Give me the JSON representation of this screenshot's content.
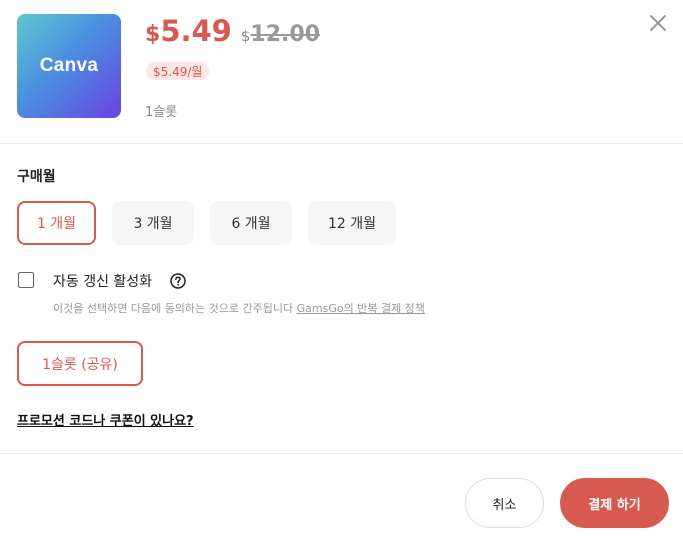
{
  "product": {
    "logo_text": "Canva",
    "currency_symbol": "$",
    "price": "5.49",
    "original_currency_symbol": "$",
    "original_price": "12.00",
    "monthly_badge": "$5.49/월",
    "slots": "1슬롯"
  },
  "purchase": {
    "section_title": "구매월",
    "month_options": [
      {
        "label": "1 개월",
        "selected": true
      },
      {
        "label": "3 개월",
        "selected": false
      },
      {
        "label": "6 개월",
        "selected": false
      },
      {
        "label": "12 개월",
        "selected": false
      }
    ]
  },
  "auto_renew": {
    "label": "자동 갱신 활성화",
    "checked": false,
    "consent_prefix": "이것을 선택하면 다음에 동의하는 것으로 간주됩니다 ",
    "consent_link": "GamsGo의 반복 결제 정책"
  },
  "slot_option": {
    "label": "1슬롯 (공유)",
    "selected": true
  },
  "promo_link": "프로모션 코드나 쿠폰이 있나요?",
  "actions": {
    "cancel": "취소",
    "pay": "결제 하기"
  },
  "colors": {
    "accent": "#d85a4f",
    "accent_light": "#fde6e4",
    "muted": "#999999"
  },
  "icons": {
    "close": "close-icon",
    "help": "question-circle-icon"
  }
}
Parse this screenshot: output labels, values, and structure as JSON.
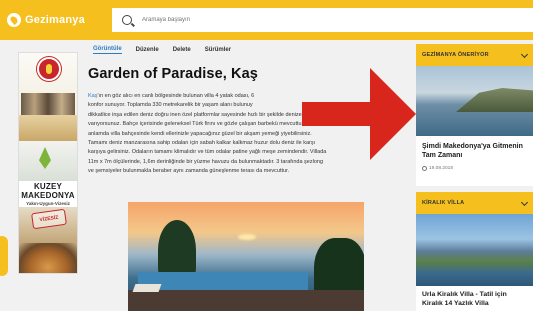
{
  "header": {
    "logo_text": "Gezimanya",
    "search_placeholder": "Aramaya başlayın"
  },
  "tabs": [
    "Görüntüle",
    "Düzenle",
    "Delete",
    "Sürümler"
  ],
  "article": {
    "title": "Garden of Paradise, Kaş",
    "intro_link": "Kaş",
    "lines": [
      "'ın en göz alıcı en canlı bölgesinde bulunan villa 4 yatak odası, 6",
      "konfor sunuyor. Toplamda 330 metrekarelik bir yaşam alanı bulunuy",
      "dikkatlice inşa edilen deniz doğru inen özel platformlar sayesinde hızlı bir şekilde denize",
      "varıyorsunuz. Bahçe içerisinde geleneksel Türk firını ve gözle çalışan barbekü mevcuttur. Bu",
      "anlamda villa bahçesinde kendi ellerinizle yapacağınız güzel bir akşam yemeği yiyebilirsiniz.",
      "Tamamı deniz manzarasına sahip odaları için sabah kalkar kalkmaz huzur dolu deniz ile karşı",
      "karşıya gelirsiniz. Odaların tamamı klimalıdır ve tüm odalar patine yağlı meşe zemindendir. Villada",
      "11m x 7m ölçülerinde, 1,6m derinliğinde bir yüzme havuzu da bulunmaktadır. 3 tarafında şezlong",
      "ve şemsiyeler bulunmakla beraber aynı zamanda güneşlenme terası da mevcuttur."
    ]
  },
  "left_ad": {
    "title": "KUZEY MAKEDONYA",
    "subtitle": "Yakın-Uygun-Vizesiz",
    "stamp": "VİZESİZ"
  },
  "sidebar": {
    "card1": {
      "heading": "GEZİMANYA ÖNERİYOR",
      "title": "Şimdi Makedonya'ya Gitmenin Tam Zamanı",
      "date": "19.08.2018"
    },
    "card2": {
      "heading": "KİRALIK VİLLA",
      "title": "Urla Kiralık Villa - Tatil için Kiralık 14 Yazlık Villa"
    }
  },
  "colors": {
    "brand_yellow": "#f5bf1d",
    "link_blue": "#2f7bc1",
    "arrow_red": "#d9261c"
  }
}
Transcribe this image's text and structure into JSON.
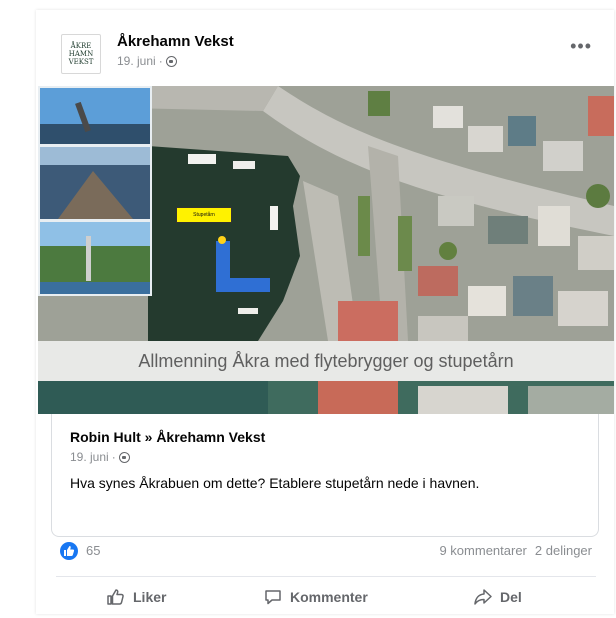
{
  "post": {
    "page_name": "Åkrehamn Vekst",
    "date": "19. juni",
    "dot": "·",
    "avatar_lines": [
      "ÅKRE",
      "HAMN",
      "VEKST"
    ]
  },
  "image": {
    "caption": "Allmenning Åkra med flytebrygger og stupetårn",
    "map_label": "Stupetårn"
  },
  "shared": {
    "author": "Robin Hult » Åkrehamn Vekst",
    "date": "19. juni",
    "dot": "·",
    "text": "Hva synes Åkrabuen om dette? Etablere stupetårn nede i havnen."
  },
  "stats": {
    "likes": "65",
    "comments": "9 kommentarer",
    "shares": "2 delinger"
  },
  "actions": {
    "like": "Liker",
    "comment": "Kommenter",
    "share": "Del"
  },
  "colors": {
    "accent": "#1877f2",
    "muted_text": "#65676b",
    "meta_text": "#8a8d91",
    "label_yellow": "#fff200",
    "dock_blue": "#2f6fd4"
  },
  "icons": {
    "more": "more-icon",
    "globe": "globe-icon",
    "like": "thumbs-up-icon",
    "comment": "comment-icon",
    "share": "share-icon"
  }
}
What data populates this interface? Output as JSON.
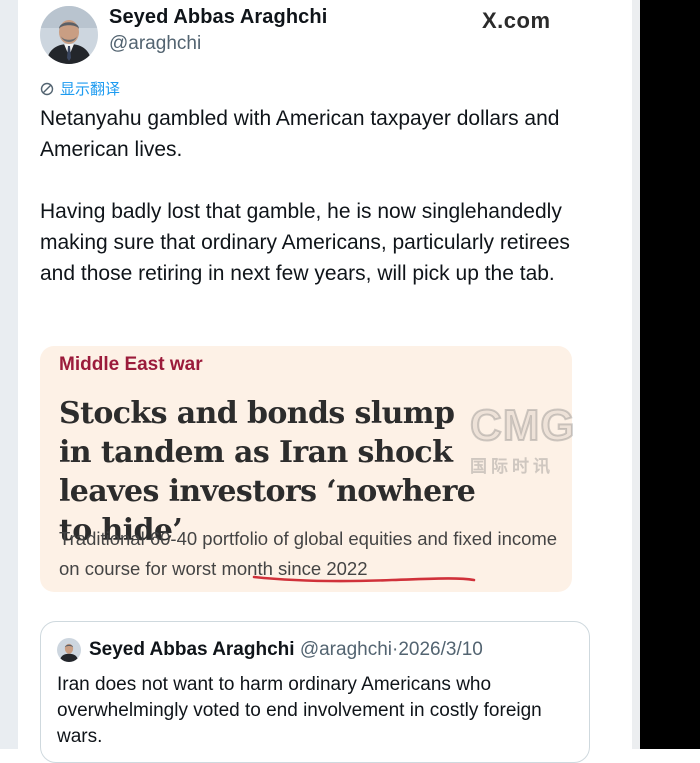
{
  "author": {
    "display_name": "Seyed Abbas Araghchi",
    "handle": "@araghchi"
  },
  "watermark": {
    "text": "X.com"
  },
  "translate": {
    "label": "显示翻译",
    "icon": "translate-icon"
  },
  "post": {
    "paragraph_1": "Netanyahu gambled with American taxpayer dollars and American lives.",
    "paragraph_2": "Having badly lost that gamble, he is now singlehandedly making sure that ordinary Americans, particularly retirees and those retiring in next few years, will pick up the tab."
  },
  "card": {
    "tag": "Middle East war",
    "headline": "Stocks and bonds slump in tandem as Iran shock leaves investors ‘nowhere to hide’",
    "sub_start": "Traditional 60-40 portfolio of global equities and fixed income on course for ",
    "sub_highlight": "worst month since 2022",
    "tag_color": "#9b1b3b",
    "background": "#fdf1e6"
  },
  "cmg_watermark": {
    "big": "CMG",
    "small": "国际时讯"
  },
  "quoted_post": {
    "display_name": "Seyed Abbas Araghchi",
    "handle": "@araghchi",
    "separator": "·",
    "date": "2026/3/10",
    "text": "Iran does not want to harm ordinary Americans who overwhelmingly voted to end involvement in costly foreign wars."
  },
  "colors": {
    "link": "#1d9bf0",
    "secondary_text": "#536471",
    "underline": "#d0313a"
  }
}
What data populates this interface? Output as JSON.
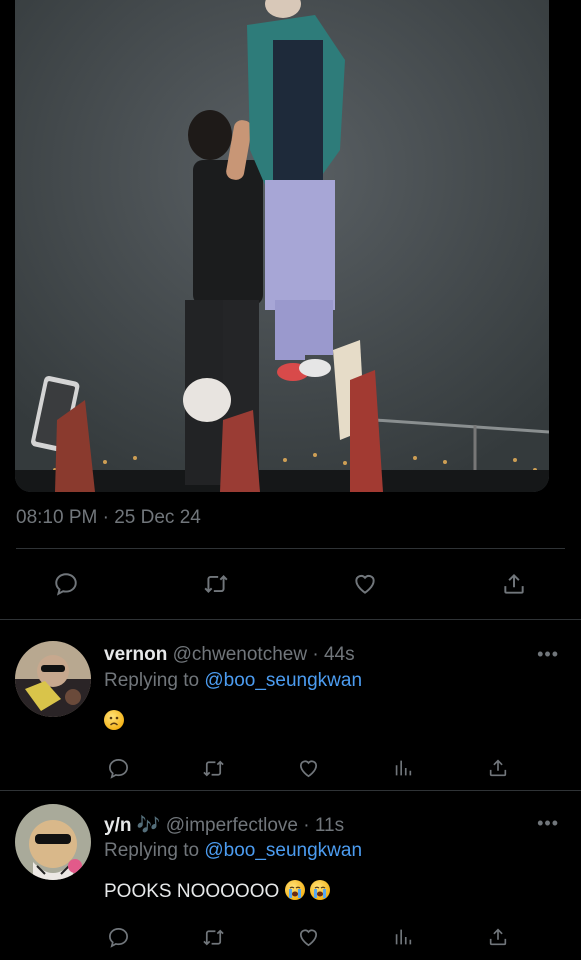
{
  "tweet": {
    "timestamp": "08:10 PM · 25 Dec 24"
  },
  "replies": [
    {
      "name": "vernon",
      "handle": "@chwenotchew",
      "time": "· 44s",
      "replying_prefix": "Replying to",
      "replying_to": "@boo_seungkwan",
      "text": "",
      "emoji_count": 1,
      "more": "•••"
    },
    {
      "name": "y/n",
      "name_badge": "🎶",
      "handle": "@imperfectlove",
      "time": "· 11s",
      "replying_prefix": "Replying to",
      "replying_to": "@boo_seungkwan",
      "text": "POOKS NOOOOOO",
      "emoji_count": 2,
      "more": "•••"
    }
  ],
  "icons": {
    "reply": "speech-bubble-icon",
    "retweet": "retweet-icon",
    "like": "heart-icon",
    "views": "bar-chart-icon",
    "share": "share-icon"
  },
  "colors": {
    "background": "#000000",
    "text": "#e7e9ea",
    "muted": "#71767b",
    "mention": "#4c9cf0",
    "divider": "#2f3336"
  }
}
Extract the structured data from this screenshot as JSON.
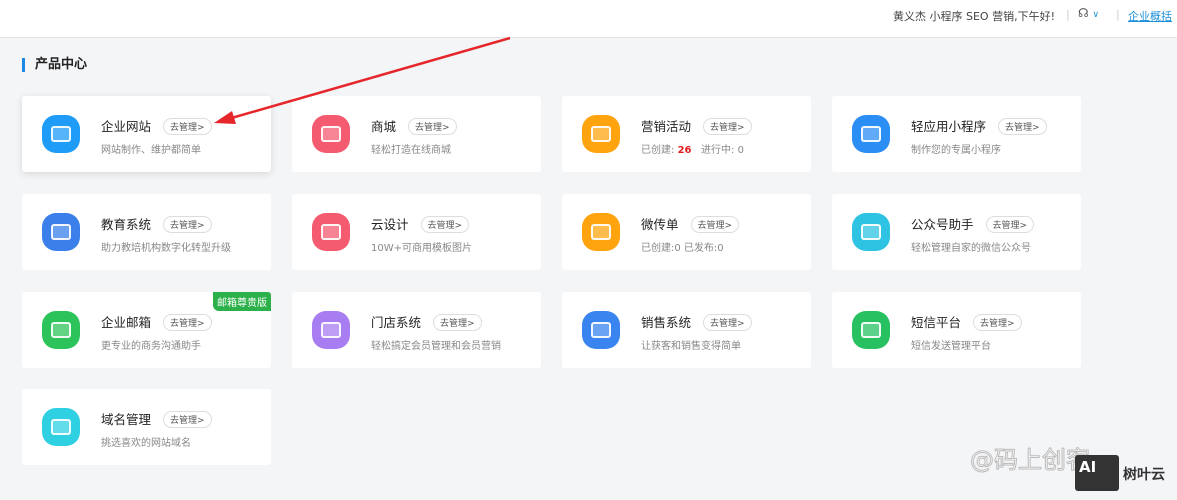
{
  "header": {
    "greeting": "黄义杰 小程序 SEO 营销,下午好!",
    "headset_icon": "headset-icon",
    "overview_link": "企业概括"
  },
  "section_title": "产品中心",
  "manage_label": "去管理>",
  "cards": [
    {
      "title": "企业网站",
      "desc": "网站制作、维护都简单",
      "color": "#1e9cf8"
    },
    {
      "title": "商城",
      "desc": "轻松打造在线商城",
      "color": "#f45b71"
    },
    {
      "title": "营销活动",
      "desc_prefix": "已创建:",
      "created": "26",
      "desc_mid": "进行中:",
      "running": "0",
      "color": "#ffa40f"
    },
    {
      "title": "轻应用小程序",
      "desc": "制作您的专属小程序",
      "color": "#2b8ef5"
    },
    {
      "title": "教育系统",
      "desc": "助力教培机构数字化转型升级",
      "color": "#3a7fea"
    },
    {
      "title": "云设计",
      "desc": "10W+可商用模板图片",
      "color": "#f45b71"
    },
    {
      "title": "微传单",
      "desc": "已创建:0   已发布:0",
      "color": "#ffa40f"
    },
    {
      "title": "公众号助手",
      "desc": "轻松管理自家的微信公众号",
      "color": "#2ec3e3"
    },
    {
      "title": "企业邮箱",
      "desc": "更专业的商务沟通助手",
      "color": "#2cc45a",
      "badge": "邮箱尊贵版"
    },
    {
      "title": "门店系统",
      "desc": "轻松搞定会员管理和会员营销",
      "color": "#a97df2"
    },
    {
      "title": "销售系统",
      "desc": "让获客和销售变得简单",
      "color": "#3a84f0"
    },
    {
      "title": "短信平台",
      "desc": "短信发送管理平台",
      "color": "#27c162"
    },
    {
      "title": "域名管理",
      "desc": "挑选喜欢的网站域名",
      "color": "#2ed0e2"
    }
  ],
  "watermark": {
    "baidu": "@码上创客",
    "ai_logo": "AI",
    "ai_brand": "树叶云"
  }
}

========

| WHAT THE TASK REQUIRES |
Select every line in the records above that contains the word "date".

| SOLUTION FOR THIS EXERCISE |
      "date": "19.08.2018"
    "date": "19. juni",
    "date": "19. juni",
    "date": "2026/3/10",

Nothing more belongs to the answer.